I have to read and grade a lot of college term papers. One common grammatical problem is the run-on sentence. However, I’ve never seen a college student create a sentence half as long as the one Paul wrote in Ephesians 1. In the Greek, Paul’s sentence goes from verse 3 to verse 14. In that one sentence, Paul covers the entire scope of salvation history from before God created the earth until the future when all things are brought together under the headship of Jesus. We just finished a sermon series on “The Story” of the Bible. This is Paul’s “nutshell” version of “The Story.”
Highlighted in the one sentence are at least four critical stages of salvation.
First, we learn that “before the creation of the world” God chose us and predestined us to be adopted as his children. Our salvation began even before God said, “Let there be…”
Second, we see that our redemption is rooted in Christ’s saving act on the cross. It is only “through his blood” that we have “the forgiveness of sins.” Without Christ’s sinless life, substitutionary death, and bodily resurrection, there is no salvation.
Third, there is the individual’s response of faith. In order to be “included in Christ” one must hear the gospel and then choose to believe it (v. 13). Part of being included in Christ is the gift of the Holy Spirit–God’s very presence in our lives to transform us. This work will continue until the fourth and final stage of salvation happens.
Fourth, Paul talks about “redemption” in a future sense (v. 14). This is when Christ returns and we enter into the fullness and completeness of our salvation. Then, when we are glorified and perfected, we will live eternally for the praise of God’s glory under the rulership of Christ.

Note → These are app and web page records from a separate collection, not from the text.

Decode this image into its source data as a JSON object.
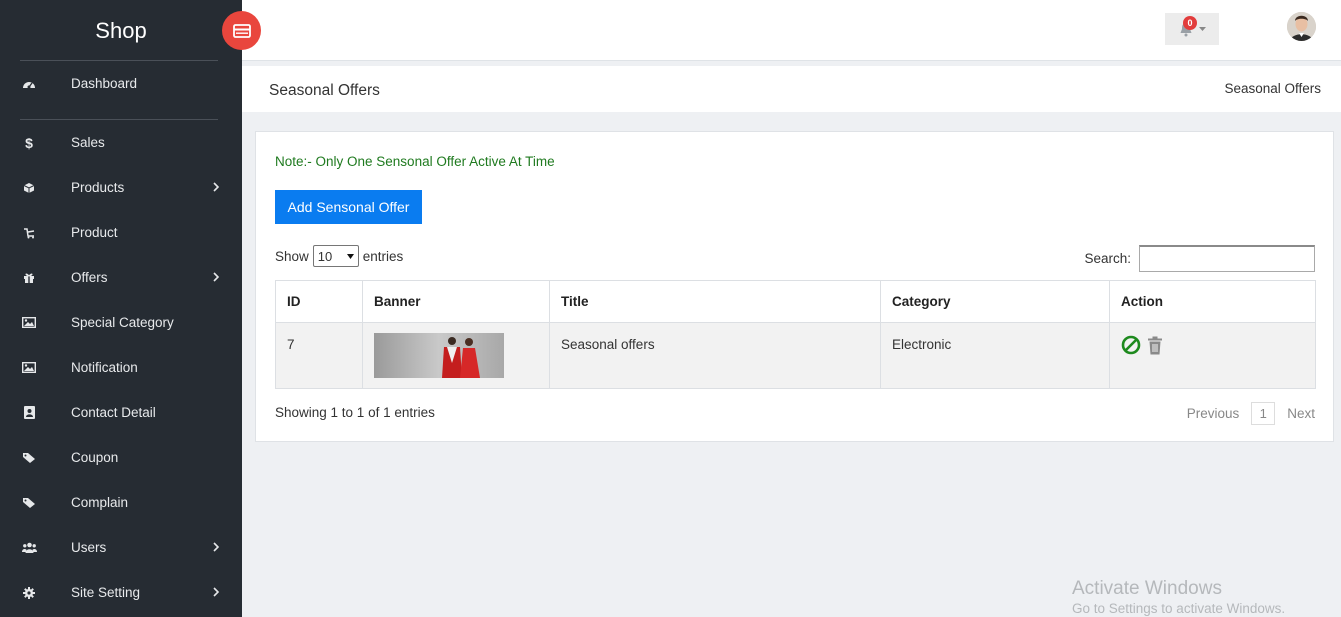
{
  "brand": "Shop",
  "sidebar": {
    "items": [
      {
        "label": "Dashboard",
        "icon": "dashboard-icon",
        "chevron": false
      },
      {
        "label": "Sales",
        "icon": "dollar-icon",
        "chevron": false
      },
      {
        "label": "Products",
        "icon": "cube-icon",
        "chevron": true
      },
      {
        "label": "Product",
        "icon": "product-icon",
        "chevron": false
      },
      {
        "label": "Offers",
        "icon": "gift-icon",
        "chevron": true
      },
      {
        "label": "Special Category",
        "icon": "image-icon",
        "chevron": false
      },
      {
        "label": "Notification",
        "icon": "image-icon",
        "chevron": false
      },
      {
        "label": "Contact Detail",
        "icon": "contact-icon",
        "chevron": false
      },
      {
        "label": "Coupon",
        "icon": "tag-icon",
        "chevron": false
      },
      {
        "label": "Complain",
        "icon": "tag-icon",
        "chevron": false
      },
      {
        "label": "Users",
        "icon": "users-icon",
        "chevron": true
      },
      {
        "label": "Site Setting",
        "icon": "gear-icon",
        "chevron": true
      }
    ]
  },
  "topbar": {
    "notification_count": "0"
  },
  "page": {
    "title": "Seasonal Offers",
    "breadcrumb": "Seasonal Offers"
  },
  "card": {
    "note": "Note:- Only One Sensonal Offer Active At Time",
    "add_button": "Add Sensonal Offer",
    "show_label": "Show",
    "entries_label": "entries",
    "page_length": "10",
    "search_label": "Search:",
    "search_value": ""
  },
  "table": {
    "columns": [
      "ID",
      "Banner",
      "Title",
      "Category",
      "Action"
    ],
    "rows": [
      {
        "id": "7",
        "title": "Seasonal offers",
        "category": "Electronic"
      }
    ]
  },
  "footer": {
    "showing": "Showing 1 to 1 of 1 entries",
    "previous": "Previous",
    "page": "1",
    "next": "Next"
  },
  "watermark": {
    "line1": "Activate Windows",
    "line2": "Go to Settings to activate Windows."
  },
  "colors": {
    "sidebar": "#262c33",
    "accent": "#0a7cf0",
    "toggle": "#e9463d",
    "note": "#1f7a1f"
  }
}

This whole process of salvation, from beginning to end, is overseen by the One “who works out everything in conformity with the purpose of his will.”

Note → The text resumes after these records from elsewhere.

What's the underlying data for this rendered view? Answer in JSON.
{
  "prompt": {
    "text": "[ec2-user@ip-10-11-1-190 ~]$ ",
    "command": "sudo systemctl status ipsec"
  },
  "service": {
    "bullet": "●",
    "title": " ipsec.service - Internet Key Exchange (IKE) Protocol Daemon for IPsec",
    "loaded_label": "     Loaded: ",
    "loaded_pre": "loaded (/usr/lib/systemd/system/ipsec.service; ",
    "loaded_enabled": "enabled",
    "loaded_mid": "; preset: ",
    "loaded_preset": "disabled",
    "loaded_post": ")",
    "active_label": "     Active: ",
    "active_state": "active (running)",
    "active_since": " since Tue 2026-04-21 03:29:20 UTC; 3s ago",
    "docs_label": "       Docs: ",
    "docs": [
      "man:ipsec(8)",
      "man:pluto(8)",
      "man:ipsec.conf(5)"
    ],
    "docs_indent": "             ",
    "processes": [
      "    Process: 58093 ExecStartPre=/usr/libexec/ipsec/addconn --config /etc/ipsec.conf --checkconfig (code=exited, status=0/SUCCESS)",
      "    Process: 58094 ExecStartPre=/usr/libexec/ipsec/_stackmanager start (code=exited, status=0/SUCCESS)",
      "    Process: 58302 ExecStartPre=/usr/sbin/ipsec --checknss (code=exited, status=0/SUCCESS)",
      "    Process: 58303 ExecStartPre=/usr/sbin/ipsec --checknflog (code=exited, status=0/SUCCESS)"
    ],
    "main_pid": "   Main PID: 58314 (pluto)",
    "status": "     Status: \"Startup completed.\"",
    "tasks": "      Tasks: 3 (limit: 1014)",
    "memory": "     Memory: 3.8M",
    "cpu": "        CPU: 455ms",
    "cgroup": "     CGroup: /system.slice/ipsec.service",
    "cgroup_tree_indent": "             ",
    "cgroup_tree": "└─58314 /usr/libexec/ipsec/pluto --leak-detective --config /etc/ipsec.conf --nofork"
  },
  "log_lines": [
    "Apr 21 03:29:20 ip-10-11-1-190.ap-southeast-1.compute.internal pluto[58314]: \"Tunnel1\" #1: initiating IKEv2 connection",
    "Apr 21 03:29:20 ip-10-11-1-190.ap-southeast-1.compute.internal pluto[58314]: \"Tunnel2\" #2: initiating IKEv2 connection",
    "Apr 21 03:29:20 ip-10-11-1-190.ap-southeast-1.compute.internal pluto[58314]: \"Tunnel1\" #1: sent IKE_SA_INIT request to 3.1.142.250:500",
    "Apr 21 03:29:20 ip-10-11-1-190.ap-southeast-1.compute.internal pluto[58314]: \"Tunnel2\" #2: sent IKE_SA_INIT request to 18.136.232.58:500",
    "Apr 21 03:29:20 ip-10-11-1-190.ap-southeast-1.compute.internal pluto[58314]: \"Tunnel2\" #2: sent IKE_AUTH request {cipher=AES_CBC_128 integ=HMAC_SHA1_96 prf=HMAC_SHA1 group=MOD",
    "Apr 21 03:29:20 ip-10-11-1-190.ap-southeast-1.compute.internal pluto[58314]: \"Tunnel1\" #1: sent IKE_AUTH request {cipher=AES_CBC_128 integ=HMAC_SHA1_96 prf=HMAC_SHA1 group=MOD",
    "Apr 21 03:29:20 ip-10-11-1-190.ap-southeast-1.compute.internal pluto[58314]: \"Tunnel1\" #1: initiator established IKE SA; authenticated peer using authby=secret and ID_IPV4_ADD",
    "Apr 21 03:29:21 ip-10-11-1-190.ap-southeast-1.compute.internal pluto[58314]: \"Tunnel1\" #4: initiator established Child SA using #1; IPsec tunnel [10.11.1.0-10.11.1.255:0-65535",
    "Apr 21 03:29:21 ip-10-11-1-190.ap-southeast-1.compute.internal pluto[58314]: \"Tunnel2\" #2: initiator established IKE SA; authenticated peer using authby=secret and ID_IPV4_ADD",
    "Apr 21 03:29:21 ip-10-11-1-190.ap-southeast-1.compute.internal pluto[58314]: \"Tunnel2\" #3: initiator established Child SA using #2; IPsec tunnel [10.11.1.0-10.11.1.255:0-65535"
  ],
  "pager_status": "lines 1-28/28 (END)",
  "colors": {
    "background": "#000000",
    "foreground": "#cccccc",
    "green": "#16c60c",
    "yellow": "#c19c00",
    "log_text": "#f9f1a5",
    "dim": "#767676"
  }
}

Paul said all of this in one sentence. It is a sentence worth remembering or even memorizing.